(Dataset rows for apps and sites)

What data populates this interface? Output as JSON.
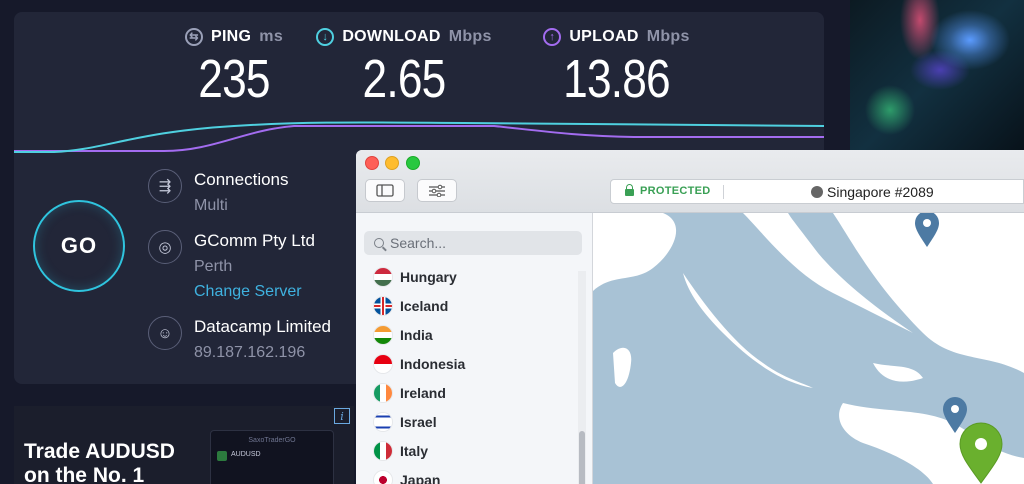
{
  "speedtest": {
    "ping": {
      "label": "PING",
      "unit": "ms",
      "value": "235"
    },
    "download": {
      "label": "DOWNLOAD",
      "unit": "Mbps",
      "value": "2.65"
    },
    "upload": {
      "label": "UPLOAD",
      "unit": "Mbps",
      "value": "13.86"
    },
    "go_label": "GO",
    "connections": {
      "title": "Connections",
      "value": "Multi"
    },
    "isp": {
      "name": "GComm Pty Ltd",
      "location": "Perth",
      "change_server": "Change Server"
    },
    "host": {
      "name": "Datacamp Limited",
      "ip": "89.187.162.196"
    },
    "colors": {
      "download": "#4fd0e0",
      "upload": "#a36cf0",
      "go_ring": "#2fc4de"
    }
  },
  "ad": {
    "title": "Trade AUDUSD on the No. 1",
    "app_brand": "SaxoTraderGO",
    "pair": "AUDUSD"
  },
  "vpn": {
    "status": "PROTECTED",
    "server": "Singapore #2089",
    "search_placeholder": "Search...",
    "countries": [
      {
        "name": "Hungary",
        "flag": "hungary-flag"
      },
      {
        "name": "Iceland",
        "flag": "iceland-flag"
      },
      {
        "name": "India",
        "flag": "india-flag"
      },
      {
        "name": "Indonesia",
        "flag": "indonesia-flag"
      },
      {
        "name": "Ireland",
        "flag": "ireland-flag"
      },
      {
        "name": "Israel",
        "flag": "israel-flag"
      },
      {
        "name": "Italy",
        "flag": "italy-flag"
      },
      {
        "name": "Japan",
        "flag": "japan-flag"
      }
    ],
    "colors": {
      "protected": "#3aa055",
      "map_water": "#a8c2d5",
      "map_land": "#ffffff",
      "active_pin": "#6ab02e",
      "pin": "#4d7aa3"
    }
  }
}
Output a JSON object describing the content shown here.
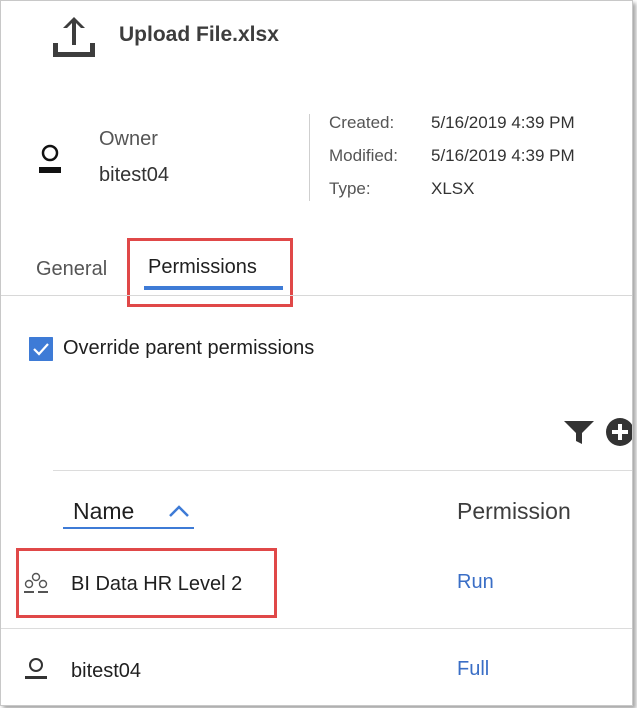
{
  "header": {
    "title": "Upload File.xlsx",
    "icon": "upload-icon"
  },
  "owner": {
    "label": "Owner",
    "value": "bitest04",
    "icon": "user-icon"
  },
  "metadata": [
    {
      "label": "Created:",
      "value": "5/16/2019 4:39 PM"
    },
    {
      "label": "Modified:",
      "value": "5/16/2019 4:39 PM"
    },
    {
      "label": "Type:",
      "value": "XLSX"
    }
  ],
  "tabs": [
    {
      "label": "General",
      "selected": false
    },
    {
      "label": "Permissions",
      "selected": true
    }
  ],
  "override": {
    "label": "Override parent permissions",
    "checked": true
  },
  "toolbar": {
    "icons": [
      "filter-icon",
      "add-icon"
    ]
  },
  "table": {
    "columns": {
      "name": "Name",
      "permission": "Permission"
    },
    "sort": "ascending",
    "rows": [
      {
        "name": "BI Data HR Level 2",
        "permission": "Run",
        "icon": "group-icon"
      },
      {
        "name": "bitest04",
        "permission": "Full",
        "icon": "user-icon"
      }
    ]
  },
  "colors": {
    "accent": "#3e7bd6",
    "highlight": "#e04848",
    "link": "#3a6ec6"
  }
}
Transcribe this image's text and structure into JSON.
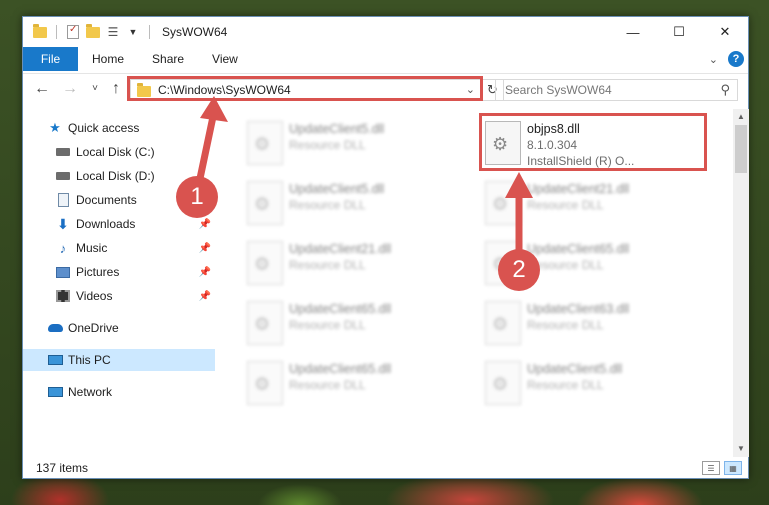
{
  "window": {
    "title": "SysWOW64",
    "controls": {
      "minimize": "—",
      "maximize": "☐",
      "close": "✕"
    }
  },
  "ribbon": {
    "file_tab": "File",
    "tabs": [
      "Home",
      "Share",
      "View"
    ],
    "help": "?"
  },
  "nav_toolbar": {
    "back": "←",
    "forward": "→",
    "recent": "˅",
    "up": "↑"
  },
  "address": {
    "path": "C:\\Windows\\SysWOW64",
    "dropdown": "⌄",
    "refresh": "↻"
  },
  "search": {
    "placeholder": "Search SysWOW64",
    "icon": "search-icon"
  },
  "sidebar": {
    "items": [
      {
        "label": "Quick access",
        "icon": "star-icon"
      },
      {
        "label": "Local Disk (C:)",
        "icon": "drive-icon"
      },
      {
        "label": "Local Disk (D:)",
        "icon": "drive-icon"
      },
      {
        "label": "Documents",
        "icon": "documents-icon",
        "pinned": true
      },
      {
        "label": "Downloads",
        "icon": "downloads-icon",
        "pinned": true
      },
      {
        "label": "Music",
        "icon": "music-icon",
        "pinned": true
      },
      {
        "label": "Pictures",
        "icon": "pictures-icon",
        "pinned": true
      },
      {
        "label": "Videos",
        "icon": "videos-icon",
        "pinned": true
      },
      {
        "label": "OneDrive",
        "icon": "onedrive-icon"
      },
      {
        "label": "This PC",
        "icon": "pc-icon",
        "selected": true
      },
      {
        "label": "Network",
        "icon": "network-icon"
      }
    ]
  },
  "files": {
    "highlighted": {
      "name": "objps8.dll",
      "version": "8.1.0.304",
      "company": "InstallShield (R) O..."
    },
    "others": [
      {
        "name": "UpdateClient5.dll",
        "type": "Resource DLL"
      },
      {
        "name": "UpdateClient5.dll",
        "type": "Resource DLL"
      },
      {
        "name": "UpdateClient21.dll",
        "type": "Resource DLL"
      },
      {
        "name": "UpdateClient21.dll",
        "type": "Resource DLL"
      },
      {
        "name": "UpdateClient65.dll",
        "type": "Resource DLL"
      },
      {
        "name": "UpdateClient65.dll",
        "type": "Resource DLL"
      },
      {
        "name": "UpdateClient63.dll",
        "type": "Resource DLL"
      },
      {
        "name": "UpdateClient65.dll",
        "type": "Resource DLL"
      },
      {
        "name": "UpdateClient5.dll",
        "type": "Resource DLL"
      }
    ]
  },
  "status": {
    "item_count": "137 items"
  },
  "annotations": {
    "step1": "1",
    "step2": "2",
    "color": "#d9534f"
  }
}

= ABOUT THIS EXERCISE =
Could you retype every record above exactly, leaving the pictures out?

= SOLUTION BELOW =
What data populates this interface? Output as JSON.
{
  "speedtest": {
    "ping": {
      "label": "PING",
      "unit": "ms",
      "value": "235"
    },
    "download": {
      "label": "DOWNLOAD",
      "unit": "Mbps",
      "value": "2.65"
    },
    "upload": {
      "label": "UPLOAD",
      "unit": "Mbps",
      "value": "13.86"
    },
    "go_label": "GO",
    "connections": {
      "title": "Connections",
      "value": "Multi"
    },
    "isp": {
      "name": "GComm Pty Ltd",
      "location": "Perth",
      "change_server": "Change Server"
    },
    "host": {
      "name": "Datacamp Limited",
      "ip": "89.187.162.196"
    },
    "colors": {
      "download": "#4fd0e0",
      "upload": "#a36cf0",
      "go_ring": "#2fc4de"
    }
  },
  "ad": {
    "title": "Trade AUDUSD on the No. 1",
    "app_brand": "SaxoTraderGO",
    "pair": "AUDUSD"
  },
  "vpn": {
    "status": "PROTECTED",
    "server": "Singapore #2089",
    "search_placeholder": "Search...",
    "countries": [
      {
        "name": "Hungary",
        "flag": "hungary-flag"
      },
      {
        "name": "Iceland",
        "flag": "iceland-flag"
      },
      {
        "name": "India",
        "flag": "india-flag"
      },
      {
        "name": "Indonesia",
        "flag": "indonesia-flag"
      },
      {
        "name": "Ireland",
        "flag": "ireland-flag"
      },
      {
        "name": "Israel",
        "flag": "israel-flag"
      },
      {
        "name": "Italy",
        "flag": "italy-flag"
      },
      {
        "name": "Japan",
        "flag": "japan-flag"
      }
    ],
    "colors": {
      "protected": "#3aa055",
      "map_water": "#a8c2d5",
      "map_land": "#ffffff",
      "active_pin": "#6ab02e",
      "pin": "#4d7aa3"
    }
  }
}
Output a JSON object describing the content shown here.
{
  "header": {
    "title": "Upload File.xlsx",
    "icon": "upload-icon"
  },
  "owner": {
    "label": "Owner",
    "value": "bitest04",
    "icon": "user-icon"
  },
  "metadata": [
    {
      "label": "Created:",
      "value": "5/16/2019 4:39 PM"
    },
    {
      "label": "Modified:",
      "value": "5/16/2019 4:39 PM"
    },
    {
      "label": "Type:",
      "value": "XLSX"
    }
  ],
  "tabs": [
    {
      "label": "General",
      "selected": false
    },
    {
      "label": "Permissions",
      "selected": true
    }
  ],
  "override": {
    "label": "Override parent permissions",
    "checked": true
  },
  "toolbar": {
    "icons": [
      "filter-icon",
      "add-icon"
    ]
  },
  "table": {
    "columns": {
      "name": "Name",
      "permission": "Permission"
    },
    "sort": "ascending",
    "rows": [
      {
        "name": "BI Data HR Level 2",
        "permission": "Run",
        "icon": "group-icon"
      },
      {
        "name": "bitest04",
        "permission": "Full",
        "icon": "user-icon"
      }
    ]
  },
  "colors": {
    "accent": "#3e7bd6",
    "highlight": "#e04848",
    "link": "#3a6ec6"
  }
}
Transcribe this image's text and structure into JSON.
{
  "window": {
    "title": "SysWOW64",
    "controls": {
      "minimize": "—",
      "maximize": "☐",
      "close": "✕"
    }
  },
  "ribbon": {
    "file_tab": "File",
    "tabs": [
      "Home",
      "Share",
      "View"
    ],
    "help": "?"
  },
  "nav_toolbar": {
    "back": "←",
    "forward": "→",
    "recent": "˅",
    "up": "↑"
  },
  "address": {
    "path": "C:\\Windows\\SysWOW64",
    "dropdown": "⌄",
    "refresh": "↻"
  },
  "search": {
    "placeholder": "Search SysWOW64",
    "icon": "search-icon"
  },
  "sidebar": {
    "items": [
      {
        "label": "Quick access",
        "icon": "star-icon"
      },
      {
        "label": "Local Disk (C:)",
        "icon": "drive-icon"
      },
      {
        "label": "Local Disk (D:)",
        "icon": "drive-icon"
      },
      {
        "label": "Documents",
        "icon": "documents-icon",
        "pinned": true
      },
      {
        "label": "Downloads",
        "icon": "downloads-icon",
        "pinned": true
      },
      {
        "label": "Music",
        "icon": "music-icon",
        "pinned": true
      },
      {
        "label": "Pictures",
        "icon": "pictures-icon",
        "pinned": true
      },
      {
        "label": "Videos",
        "icon": "videos-icon",
        "pinned": true
      },
      {
        "label": "OneDrive",
        "icon": "onedrive-icon"
      },
      {
        "label": "This PC",
        "icon": "pc-icon",
        "selected": true
      },
      {
        "label": "Network",
        "icon": "network-icon"
      }
    ]
  },
  "files": {
    "highlighted": {
      "name": "objps8.dll",
      "version": "8.1.0.304",
      "company": "InstallShield (R) O..."
    },
    "others": [
      {
        "name": "UpdateClient5.dll",
        "type": "Resource DLL"
      },
      {
        "name": "UpdateClient5.dll",
        "type": "Resource DLL"
      },
      {
        "name": "UpdateClient21.dll",
        "type": "Resource DLL"
      },
      {
        "name": "UpdateClient21.dll",
        "type": "Resource DLL"
      },
      {
        "name": "UpdateClient65.dll",
        "type": "Resource DLL"
      },
      {
        "name": "UpdateClient65.dll",
        "type": "Resource DLL"
      },
      {
        "name": "UpdateClient63.dll",
        "type": "Resource DLL"
      },
      {
        "name": "UpdateClient65.dll",
        "type": "Resource DLL"
      },
      {
        "name": "UpdateClient5.dll",
        "type": "Resource DLL"
      }
    ]
  },
  "status": {
    "item_count": "137 items"
  },
  "annotations": {
    "step1": "1",
    "step2": "2",
    "color": "#d9534f"
  }
}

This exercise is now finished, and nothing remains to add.